The real struggle then was to turn it into a print. Print it on what? With what? These were early days and printing well was hard. I spent almost a year making really bad prints of stuff because the first large format printer I had was crap. This was still early days and the Epson 7500 I had was barely adequate as a color printer but all hell broke loose when trying to get a black and white out of it. Magenta black and whites with a green hue, anyone? I made many truly awful prints that year, 2001/2002.
Many of my friends and colleagues were going down this digital path too, in early days using the hybridized system of scanning film to then make inkjet prints. We had numerous issues: metamerism, the fact that prints looked a different color under various light sources, poor papers with uneven consistency, bad surfaces, and no permanence, color profiles that were poor or useless, and many many talking heads filled with confusing and often incorrect information. There were real gurus, of course, some who spoke the truth and had the courage to admit that much was flawed and that they didn't have all the answers. Then were the false prophets, those claiming to have all the answers and asking all of us to follow them like lemmings over the edge. Whatever version there was of Photoshop had its secrets and individual ways of working and there were many who claimed to be able to lead us to the one chosen way. This mythologizing and mysticizing drove me crazy and I hated it. I can remember teaching a very early digital class where I started us out the first day telling students I didn't know anything about what I was going to teach but that we would search out solutions together as we rolled along. In challenging myself to know the material and to problem solve I was able to teach far more than if I just lectured and tested for proficiency.

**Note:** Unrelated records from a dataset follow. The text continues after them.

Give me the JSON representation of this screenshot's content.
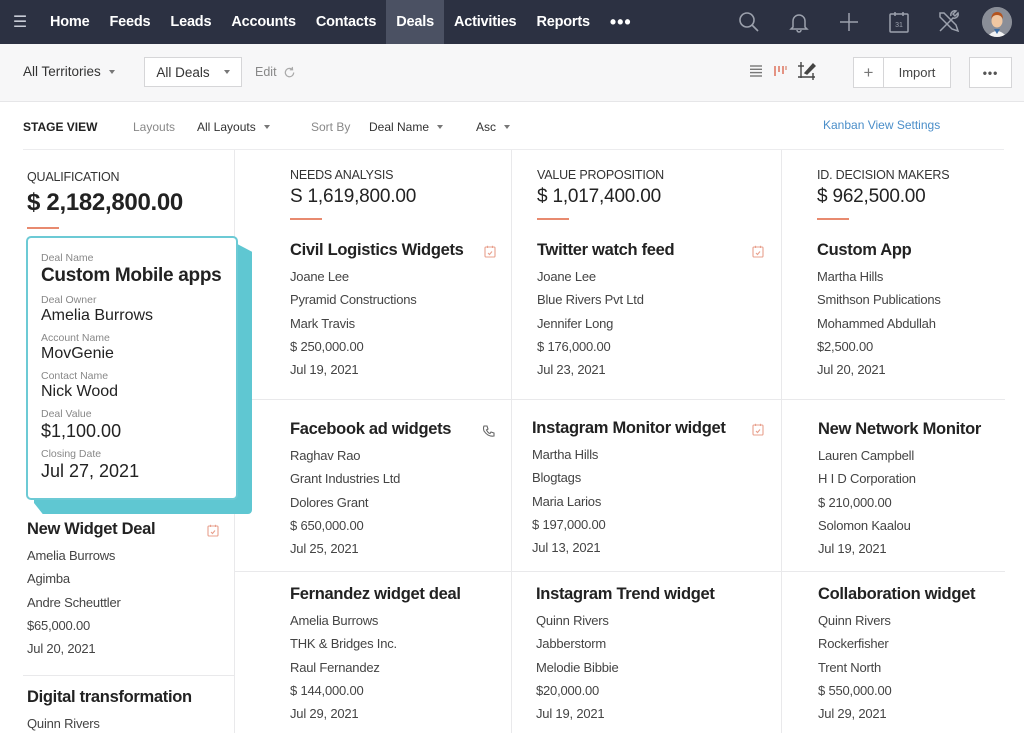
{
  "nav": {
    "items": [
      "Home",
      "Feeds",
      "Leads",
      "Accounts",
      "Contacts",
      "Deals",
      "Activities",
      "Reports"
    ],
    "active": "Deals",
    "more": "•••",
    "icons": [
      "search-icon",
      "bell-icon",
      "plus-icon",
      "calendar-icon",
      "tools-icon",
      "avatar"
    ],
    "calendar_day": "31"
  },
  "toolbar": {
    "territory": "All Territories",
    "view": "All Deals",
    "edit": "Edit",
    "import": "Import",
    "plus": "+",
    "more": "•••"
  },
  "subbar": {
    "stage_view": "STAGE VIEW",
    "layouts_label": "Layouts",
    "layouts_value": "All Layouts",
    "sort_label": "Sort By",
    "sort_value": "Deal Name",
    "order_value": "Asc",
    "kanban_settings": "Kanban View Settings"
  },
  "colors": {
    "nav_bg": "#2c3142",
    "nav_active": "#4b5163",
    "accent_underline": "#e88a6f",
    "drag_border": "#6ccad5",
    "link": "#4a8ec9"
  },
  "stages": [
    {
      "name": "QUALIFICATION",
      "amount": "$ 2,182,800.00",
      "dragging_card": {
        "fields": [
          {
            "label": "Deal Name",
            "value": "Custom Mobile apps"
          },
          {
            "label": "Deal Owner",
            "value": "Amelia Burrows"
          },
          {
            "label": "Account Name",
            "value": "MovGenie"
          },
          {
            "label": "Contact Name",
            "value": "Nick Wood"
          },
          {
            "label": "Deal Value",
            "value": "$1,100.00"
          },
          {
            "label": "Closing Date",
            "value": "Jul 27, 2021"
          }
        ]
      },
      "cards": [
        {
          "title": "New Widget Deal",
          "lines": [
            "Amelia Burrows",
            "Agimba",
            "Andre Scheuttler",
            "$65,000.00",
            "Jul 20, 2021"
          ],
          "icon": "task-icon"
        },
        {
          "title": "Digital transformation",
          "lines": [
            "Quinn Rivers"
          ],
          "icon": ""
        }
      ]
    },
    {
      "name": "NEEDS ANALYSIS",
      "amount": "S 1,619,800.00",
      "cards": [
        {
          "title": "Civil Logistics Widgets",
          "lines": [
            "Joane Lee",
            "Pyramid Constructions",
            "Mark Travis",
            "$ 250,000.00",
            "Jul 19, 2021"
          ],
          "icon": "task-icon"
        },
        {
          "title": "Facebook ad widgets",
          "lines": [
            "Raghav Rao",
            "Grant Industries Ltd",
            "Dolores Grant",
            "$ 650,000.00",
            "Jul 25, 2021"
          ],
          "icon": "phone-icon"
        },
        {
          "title": "Fernandez widget deal",
          "lines": [
            "Amelia Burrows",
            "THK & Bridges Inc.",
            "Raul Fernandez",
            "$ 144,000.00",
            "Jul 29, 2021"
          ],
          "icon": ""
        }
      ]
    },
    {
      "name": "VALUE PROPOSITION",
      "amount": "$ 1,017,400.00",
      "cards": [
        {
          "title": "Twitter watch feed",
          "lines": [
            "Joane Lee",
            "Blue Rivers Pvt Ltd",
            "Jennifer Long",
            "$ 176,000.00",
            "Jul 23, 2021"
          ],
          "icon": "task-icon"
        },
        {
          "title": "Instagram Monitor widget",
          "lines": [
            "Martha Hills",
            "Blogtags",
            "Maria Larios",
            "$ 197,000.00",
            "Jul 13, 2021"
          ],
          "icon": "task-icon"
        },
        {
          "title": "Instagram Trend widget",
          "lines": [
            "Quinn Rivers",
            "Jabberstorm",
            "Melodie Bibbie",
            "$20,000.00",
            "Jul 19, 2021"
          ],
          "icon": ""
        }
      ]
    },
    {
      "name": "ID. DECISION MAKERS",
      "amount": "$ 962,500.00",
      "cards": [
        {
          "title": "Custom App",
          "lines": [
            "Martha Hills",
            "Smithson Publications",
            "Mohammed Abdullah",
            "$2,500.00",
            "Jul 20, 2021"
          ],
          "icon": ""
        },
        {
          "title": "New Network Monitor",
          "lines": [
            "Lauren Campbell",
            "H I D Corporation",
            "$ 210,000.00",
            "Solomon Kaalou",
            "Jul 19, 2021"
          ],
          "icon": ""
        },
        {
          "title": "Collaboration widget",
          "lines": [
            "Quinn Rivers",
            "Rockerfisher",
            "Trent North",
            "$ 550,000.00",
            "Jul 29, 2021"
          ],
          "icon": ""
        }
      ]
    }
  ]
}
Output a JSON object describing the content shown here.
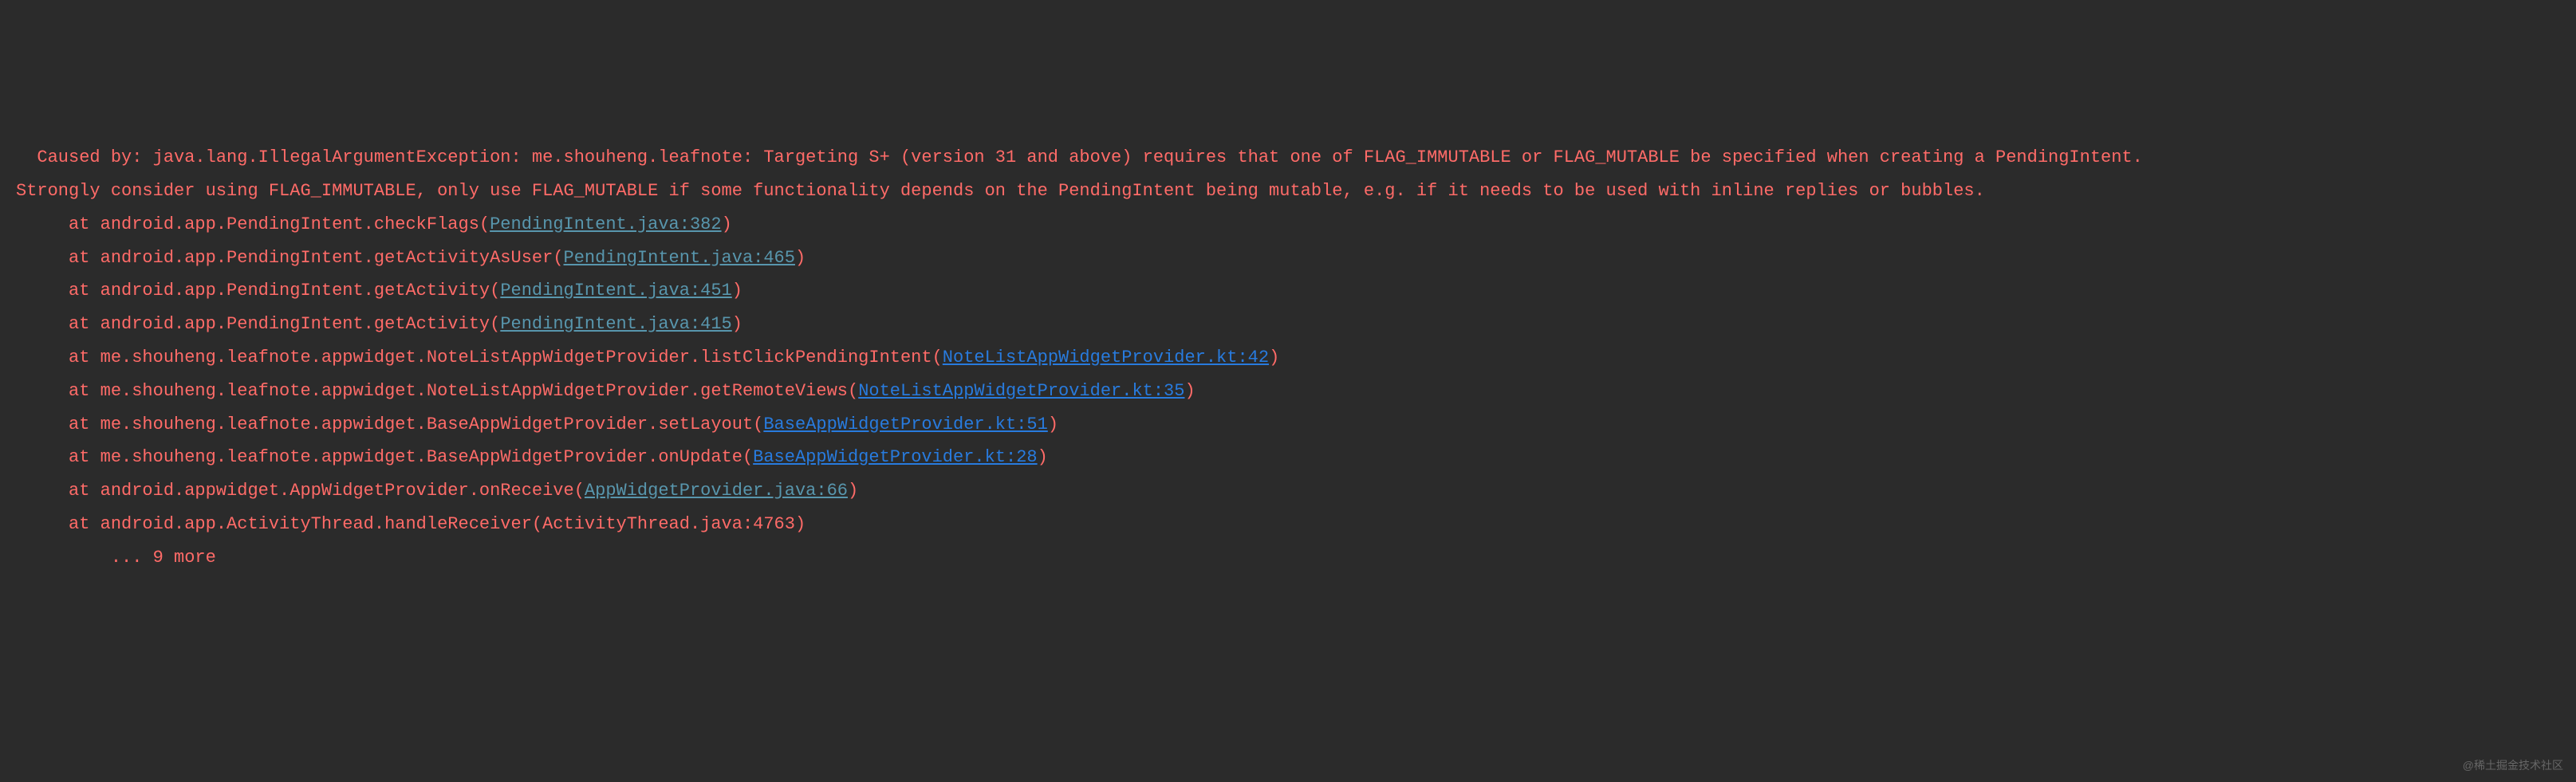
{
  "error_header_line1": "  Caused by: java.lang.IllegalArgumentException: me.shouheng.leafnote: Targeting S+ (version 31 and above) requires that one of FLAG_IMMUTABLE or FLAG_MUTABLE be specified when creating a PendingIntent.",
  "error_header_line2": "Strongly consider using FLAG_IMMUTABLE, only use FLAG_MUTABLE if some functionality depends on the PendingIntent being mutable, e.g. if it needs to be used with inline replies or bubbles.",
  "stack_frames": [
    {
      "indent": "     ",
      "at": "at ",
      "method": "android.app.PendingIntent.checkFlags",
      "open": "(",
      "file": "PendingIntent.java:382",
      "close": ")",
      "highlight": false
    },
    {
      "indent": "     ",
      "at": "at ",
      "method": "android.app.PendingIntent.getActivityAsUser",
      "open": "(",
      "file": "PendingIntent.java:465",
      "close": ")",
      "highlight": false
    },
    {
      "indent": "     ",
      "at": "at ",
      "method": "android.app.PendingIntent.getActivity",
      "open": "(",
      "file": "PendingIntent.java:451",
      "close": ")",
      "highlight": false
    },
    {
      "indent": "     ",
      "at": "at ",
      "method": "android.app.PendingIntent.getActivity",
      "open": "(",
      "file": "PendingIntent.java:415",
      "close": ")",
      "highlight": false
    },
    {
      "indent": "     ",
      "at": "at ",
      "method": "me.shouheng.leafnote.appwidget.NoteListAppWidgetProvider.listClickPendingIntent",
      "open": "(",
      "file": "NoteListAppWidgetProvider.kt:42",
      "close": ")",
      "highlight": true
    },
    {
      "indent": "     ",
      "at": "at ",
      "method": "me.shouheng.leafnote.appwidget.NoteListAppWidgetProvider.getRemoteViews",
      "open": "(",
      "file": "NoteListAppWidgetProvider.kt:35",
      "close": ")",
      "highlight": true
    },
    {
      "indent": "     ",
      "at": "at ",
      "method": "me.shouheng.leafnote.appwidget.BaseAppWidgetProvider.setLayout",
      "open": "(",
      "file": "BaseAppWidgetProvider.kt:51",
      "close": ")",
      "highlight": true
    },
    {
      "indent": "     ",
      "at": "at ",
      "method": "me.shouheng.leafnote.appwidget.BaseAppWidgetProvider.onUpdate",
      "open": "(",
      "file": "BaseAppWidgetProvider.kt:28",
      "close": ")",
      "highlight": true
    },
    {
      "indent": "     ",
      "at": "at ",
      "method": "android.appwidget.AppWidgetProvider.onReceive",
      "open": "(",
      "file": "AppWidgetProvider.java:66",
      "close": ")",
      "highlight": false
    },
    {
      "indent": "     ",
      "at": "at ",
      "method": "android.app.ActivityThread.handleReceiver(ActivityThread.java:4763)",
      "open": "",
      "file": "",
      "close": "",
      "highlight": false,
      "no_link": true
    }
  ],
  "more_line": "         ... 9 more",
  "watermark": "@稀土掘金技术社区"
}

There was a pioneering spirit behind all this, a sense that many of us were working to make pictures using these new tools and methods and that we were forging ahead into new possibilities and potential outcomes, and we were. While tremendously exciting this was also a difficult time for people to make art, as permanence was not guaranteed, consistency was difficult and getting what you wanted almost impossible.
I can remember being so surprised by getting a good print but having no idea about how to duplicate good results from other scanned negatives.
Next up? I am working on a blog about my history of printing, from analog days to a Fuji printer we bought for school and on to inkjet printing. There were years in there where we din't know how the printing dilemma was going to work out.